The sudden and unexpected resignation of Nicola Sturgeon has exposed the lack of preparedness. She hasn’t left much of a legacy. As with so much of SNP and Scottish Government policy since Brexit, we have had lots of soundbites and few details. As Kirsty says it’s time SNP got serious on independence in EU. So far none of the candidates have provided a badly needed plan. All of Scotland needs to see what a plan for rejoining the EU would be. Until we see such plans & details there is not going to be a growth in support for independence.
Andrew Anderson says
This is all very cogent, and reminds us of the SNP’s confusion and intellectual dishonesty. However, it puts the cart of EU membership before the horse of independence.
Independence would simply mean that a new sovereign state was created. That state would I take it have at least one, directly elected parliamentary chamber. What that hypothetical body would decide to do about EU membership, or what currency to use, or all the other issues facing it, is impossible to know now. What party or parties would form its government? Would they be parties that exist today? Why would the SNP be one of them, when its whole purpose would have been achieved? There’s no French or Danish national party – or UK one for that matter (UKIP was something else). I know the SNP’s policy is for EU membership, but so what? Anyone voting for independence would be voting for just that, with all the other vital questions to be decided later by a parliament that doesn’t yet exist in a country that doesn’t yet exist. To some that will seem reckless; they will therefore support the status quo.

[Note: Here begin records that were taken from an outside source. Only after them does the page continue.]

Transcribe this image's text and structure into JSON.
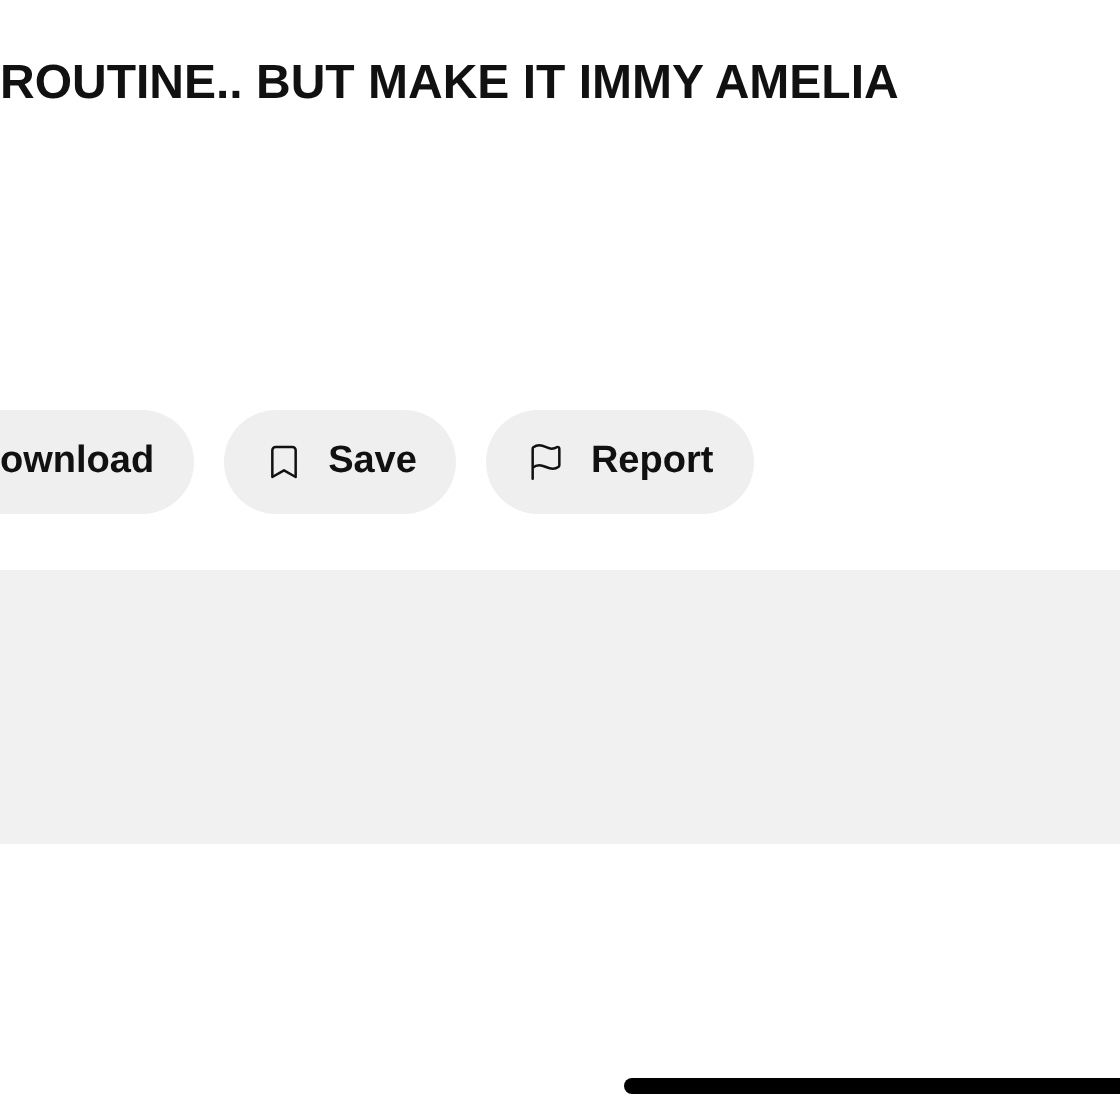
{
  "title": "ROUTINE.. BUT MAKE IT IMMY AMELIA",
  "actions": [
    {
      "kind": "download",
      "label": "ownload"
    },
    {
      "kind": "save",
      "label": "Save"
    },
    {
      "kind": "report",
      "label": "Report"
    }
  ]
}
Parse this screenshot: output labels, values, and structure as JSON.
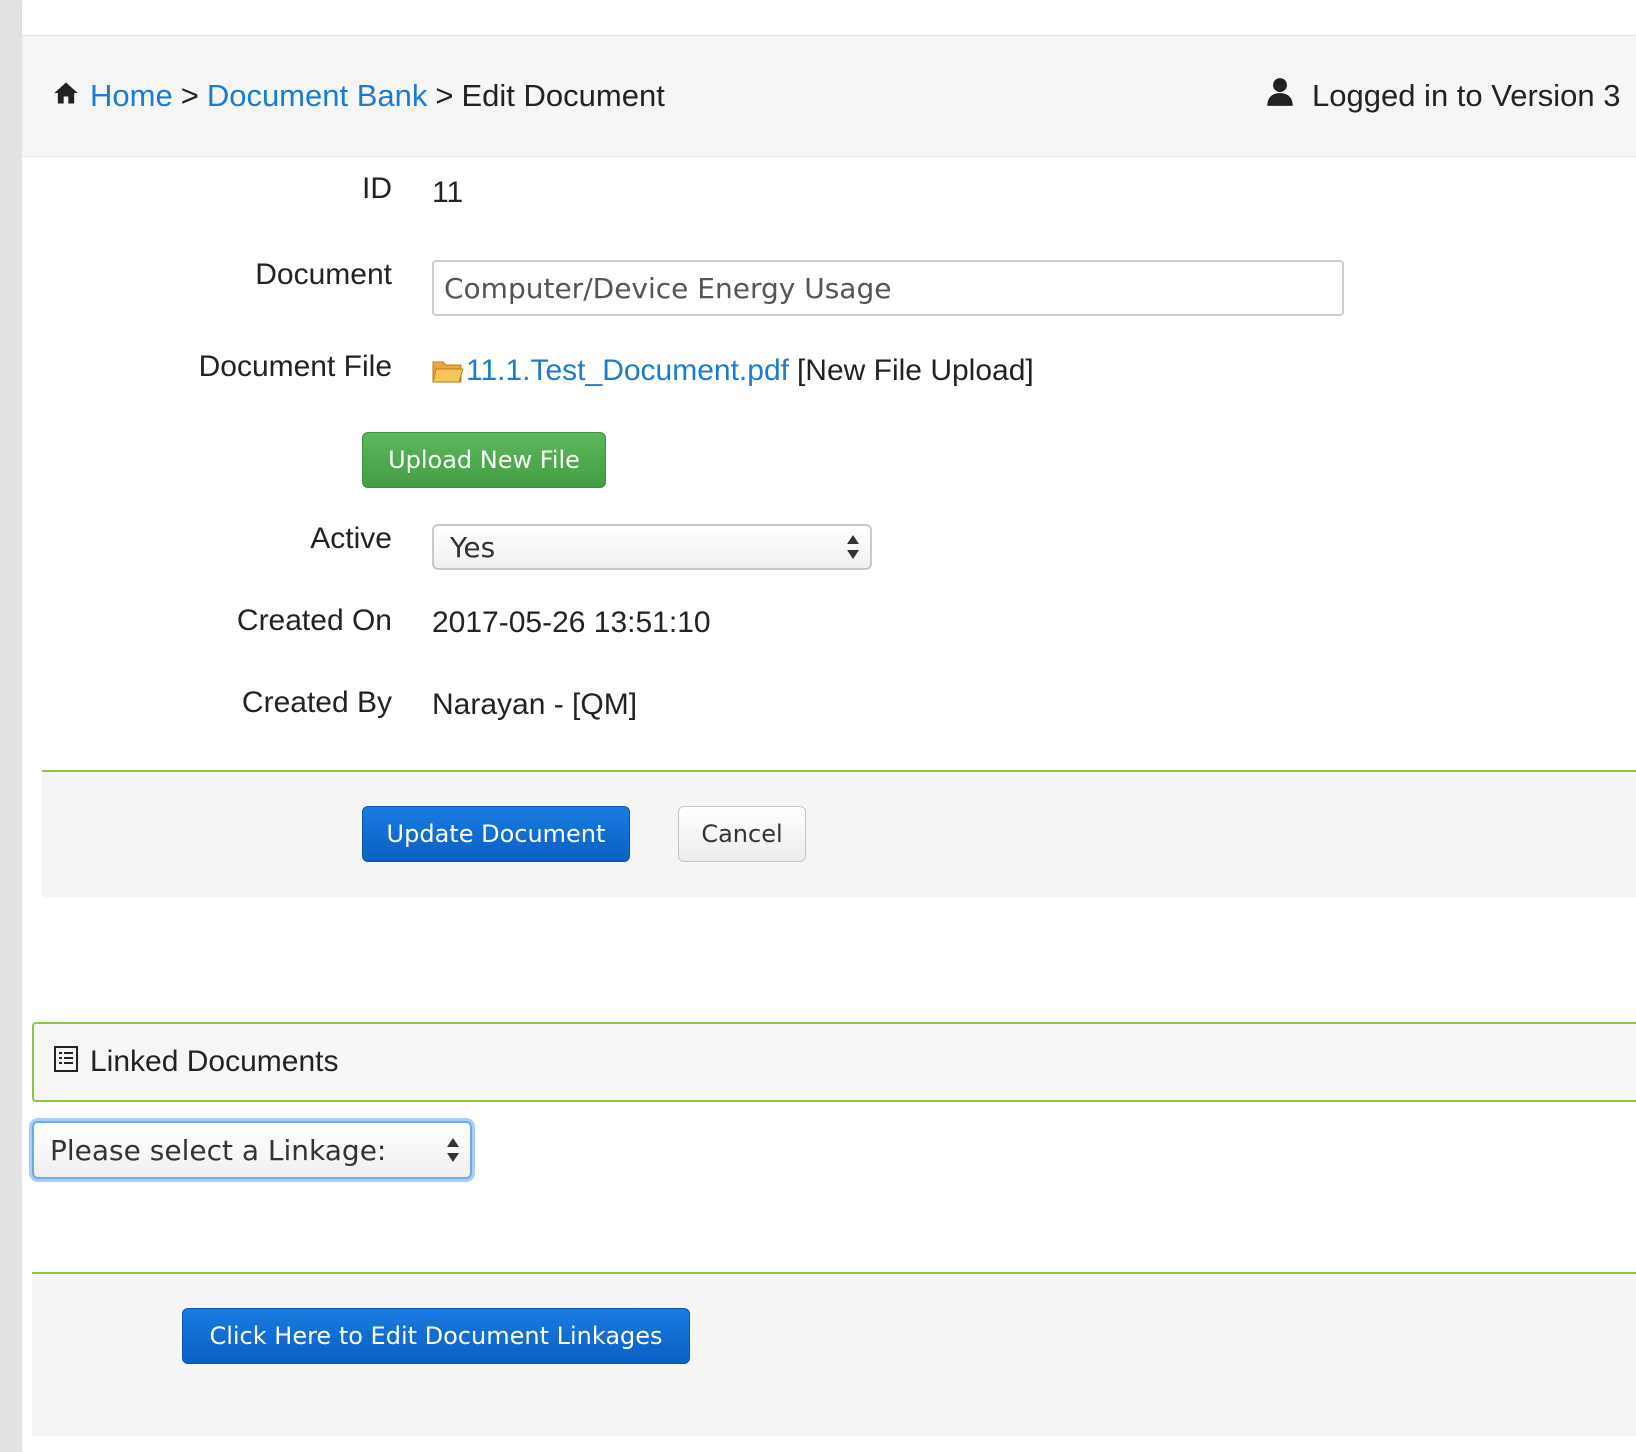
{
  "breadcrumb": {
    "home": "Home",
    "separator": ">",
    "document_bank": "Document Bank",
    "current": "Edit Document"
  },
  "login_status": "Logged in to Version 3",
  "form": {
    "id_label": "ID",
    "id_value": "11",
    "document_label": "Document",
    "document_value": "Computer/Device Energy Usage",
    "document_file_label": "Document File",
    "document_file_link": "11.1.Test_Document.pdf",
    "new_file_upload": "[New File Upload]",
    "upload_button": "Upload New File",
    "active_label": "Active",
    "active_value": "Yes",
    "created_on_label": "Created On",
    "created_on_value": "2017-05-26 13:51:10",
    "created_by_label": "Created By",
    "created_by_value": "Narayan - [QM]"
  },
  "actions": {
    "update": "Update Document",
    "cancel": "Cancel"
  },
  "linked_documents": {
    "title": "Linked Documents",
    "select_placeholder": "Please select a Linkage:",
    "edit_button": "Click Here to Edit Document Linkages"
  },
  "icons": {
    "home": "home-icon",
    "user": "user-icon",
    "folder": "folder-icon",
    "list": "list-icon",
    "select_arrows": "updown-arrows-icon"
  },
  "colors": {
    "link": "#1b7bd3",
    "green_button": "#5cb85c",
    "blue_button": "#0a66cc",
    "accent_border": "#8cc63f"
  }
}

I’m confident that Yes would have won in 2014 had the campaign aimed for broad church support rather than giving the strong impression that support for independence was also support for the SNP and its perpetuation in power after independence. I think this showed a fundamental misunderstanding of what independence means. It is surely an existential question: does UK sovereignty, which, like the SNP, pre-dates the EU’s formation, somehow depend on membership or non-membership of the EU, or for that matter of NATO, the UN or the WTO? If it doesn’t, why should Scotland’s? And what will an SNP campaigner in a future referendum say to someone who’s pro-independence but anti-EU membership?
Absolutely right. Given the confusion over the SNP stance and whether their vision of an independent Scotland would meet the criteria to join the EU or not, the pragmatic option now for anyone pro-EU is to push the UK to rejoin. There is clear electorate will for this and all we need is the political will to follow. It is only a matter of time. With the independence argument, that timeline only gets less clear.